America has had a fascination with hobos and hobo culture for nearly as long as these folks have been hitching rides on trains.
The myth of the hobo, like so many other myths, is far more romantic than the reality, but the idealization of the hobo as an essential American character is nonetheless solidly entrenched in much of our music, film and art.
At its most basic, "tagging" is the act of writing your name on a wall, on a newspaper stand, on a lamp post, or, let’s be honest, anything else that doesn’t belong to you.
The medium doesn’t particularly matter: marker or spray paint will do. In a pinch, and on the right surface, maybe even a ballpoint pen.
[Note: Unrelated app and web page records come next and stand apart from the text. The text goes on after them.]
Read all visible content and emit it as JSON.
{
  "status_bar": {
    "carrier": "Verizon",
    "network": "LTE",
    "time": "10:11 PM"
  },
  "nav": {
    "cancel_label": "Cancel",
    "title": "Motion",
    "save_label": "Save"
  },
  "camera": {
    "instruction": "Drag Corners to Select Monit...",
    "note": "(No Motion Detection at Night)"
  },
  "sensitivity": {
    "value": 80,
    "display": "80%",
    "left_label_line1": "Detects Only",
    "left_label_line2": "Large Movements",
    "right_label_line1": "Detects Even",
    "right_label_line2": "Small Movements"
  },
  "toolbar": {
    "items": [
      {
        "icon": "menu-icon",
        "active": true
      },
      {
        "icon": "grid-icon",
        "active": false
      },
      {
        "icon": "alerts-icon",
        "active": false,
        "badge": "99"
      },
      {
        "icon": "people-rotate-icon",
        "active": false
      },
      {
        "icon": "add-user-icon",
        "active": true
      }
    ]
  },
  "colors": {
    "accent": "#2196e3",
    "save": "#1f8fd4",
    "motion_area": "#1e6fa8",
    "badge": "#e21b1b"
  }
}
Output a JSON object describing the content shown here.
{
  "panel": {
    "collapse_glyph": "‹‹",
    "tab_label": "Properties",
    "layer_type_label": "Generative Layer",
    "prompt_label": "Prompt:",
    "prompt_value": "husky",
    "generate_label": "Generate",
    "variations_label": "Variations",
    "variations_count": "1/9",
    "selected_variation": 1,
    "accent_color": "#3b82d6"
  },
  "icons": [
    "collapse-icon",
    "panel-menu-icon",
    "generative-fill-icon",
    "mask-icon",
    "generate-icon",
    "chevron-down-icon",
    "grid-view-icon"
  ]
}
The point is to put your mark where it wasn’t before, and to put it in a place where other people will see it.
And, like everything else in graffiti, the most important point is to do it with style.
While entire subway lines were being covered from end to end in New York City in the late '70s, the most prevalent graffiti in Wichita was a few band names painted large on the walls of the Canal Route.
Even now, you need a sharp eye to catch most of Wichita's current graffiti-- which, depending on your perspective, may either be disappointing or a reason to celebrate.